So every day for more than four years I’ve gone into work and been immersed in this treasure. In the morning I climb a grand oak staircase to an office in what used to be a bedroom. I meet with students, update our website and help plan fundraisers. Later I go back down to heat up my lunch in the kitchen, passing two or three fireplaces and through one of the four sets of pocket doors in the house. I often walk through the pantry, where we happen to keep office supplies. But you know, sometimes I think the charm of the place has even worn off on me. If I took a second to look around I’d see not just the copier, but a work of art. Wooden pantry cabinets stretch to the 10-foot ceilings and a cute little roll up wooden window connects the pantry to the dining room. From the kitchen table you can imagine house servants passing dinner through to the Tolan family. But usually these details escape me as I’m sitting there on my iPhone, eating my soup.
So what does go on inside? For starters, there’s the ghost.
From what we understand, Lulu Tolan still calls 563 W. Spring Street her home. It’s documented, too. Author James Willis and his team camped out overnight in the house after hearing the stories coming out of the Literacy Council House. Willis is the founder of Ghosts of Ohio, a nationally recognized paranormal research organization that uses scientific and historic methods to investigate and document reported hauntings in the state of Ohio. Lulu and the Literacy Council even secured an entire chapter in Willis’ latest book, Ohio’s Historic Haunts.
See for yourself the first two weekends in October when the Downtown Lima Lantern Tours make a stop at the Literacy Council in search of our shadowy residents. If you’re lucky, there might still be tickets left for the tour. But if they’re sold out, I can make you another offer.
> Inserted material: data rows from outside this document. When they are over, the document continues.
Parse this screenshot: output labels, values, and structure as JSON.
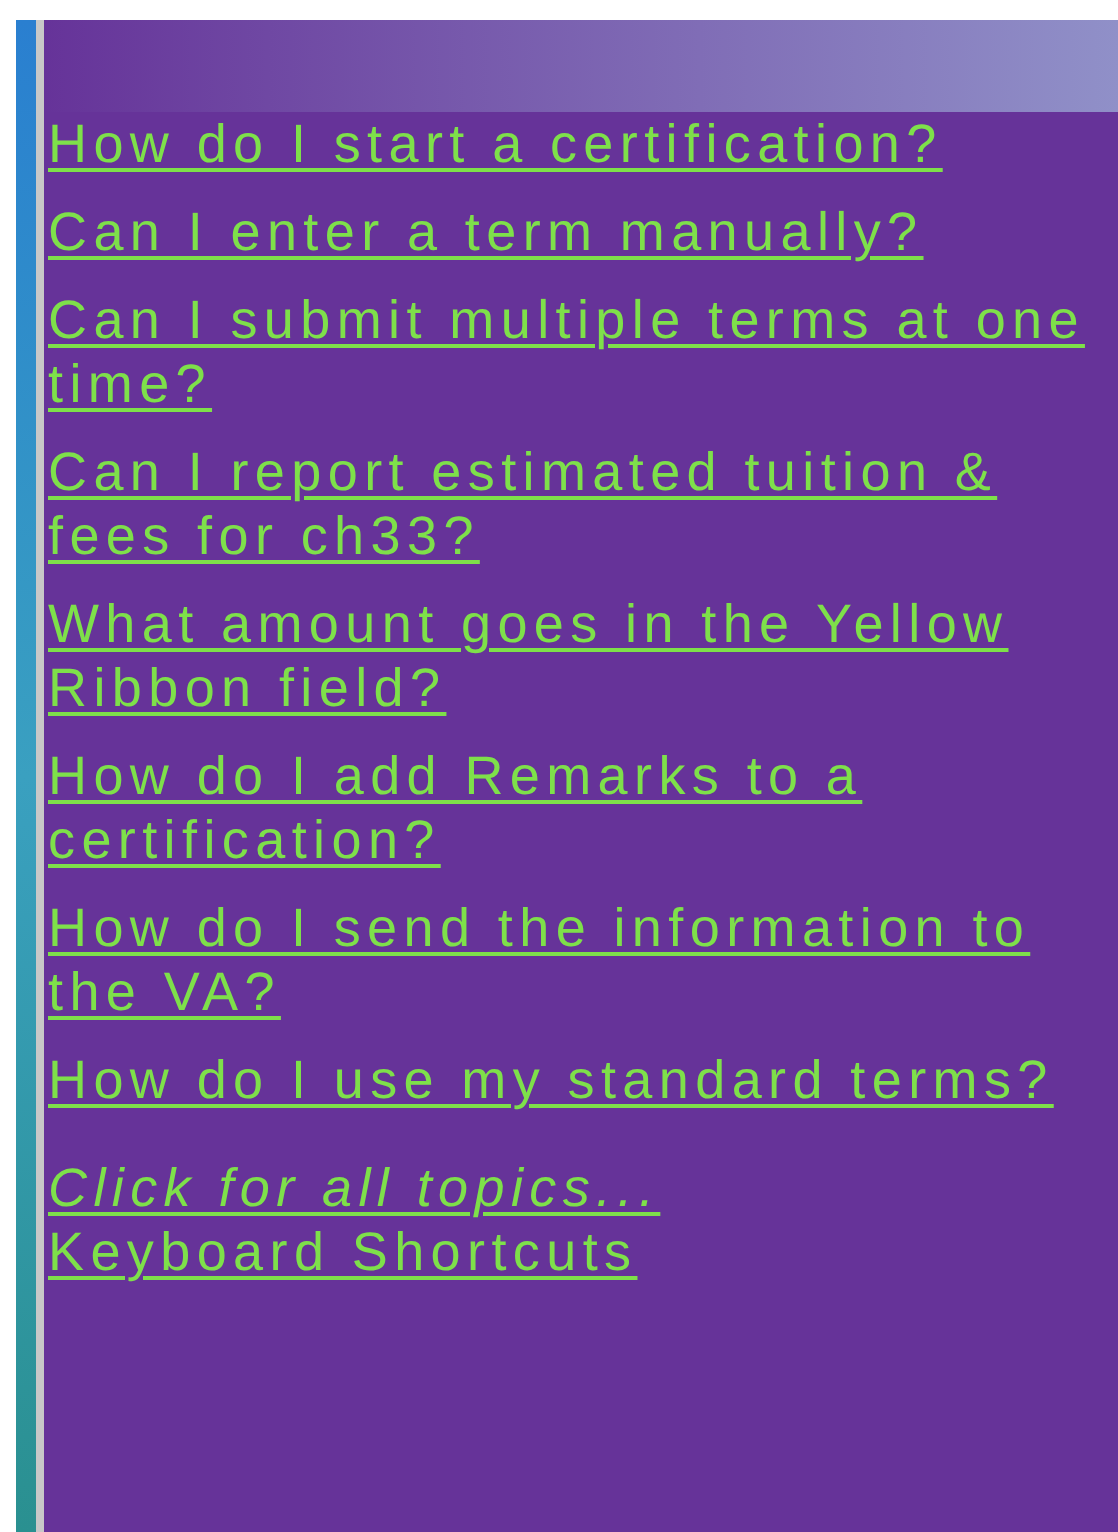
{
  "links": [
    {
      "label": "How do I start a certification?",
      "kind": "question"
    },
    {
      "label": "Can I enter a term manually?",
      "kind": "question"
    },
    {
      "label": "Can I submit multiple terms at one time?",
      "kind": "question"
    },
    {
      "label": "Can I report estimated tuition & fees for ch33?",
      "kind": "question"
    },
    {
      "label": "What amount goes in the Yellow Ribbon field?",
      "kind": "question"
    },
    {
      "label": "How do I add Remarks to a certification?",
      "kind": "question"
    },
    {
      "label": "How do I send the information to the VA?",
      "kind": "question"
    },
    {
      "label": "How do I use my standard terms?",
      "kind": "question"
    },
    {
      "label": "Click for all topics...",
      "kind": "all-topics"
    },
    {
      "label": "Keyboard Shortcuts",
      "kind": "shortcuts"
    }
  ]
}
This week the Literacy Council and our in-office partner, Lima City Schools Aspire, celebrate 30 years of serving the Lima area community, 10 years in our “haunted” Spring Street home, and National Adult Education and Family Literacy Week #AEFLWeek. We are extending an open invitation to the entire community to visit our amazing home, to look around, and to meet our director Ken Blanchard, who revived the house with his own hands turning this undiscovered gem into a community resource. Stop by during office hours 9 a.m. to 4 p.m. Monday through Thursday. Just tell us you want to have a look around.
Don’t let us go unnoticed any longer.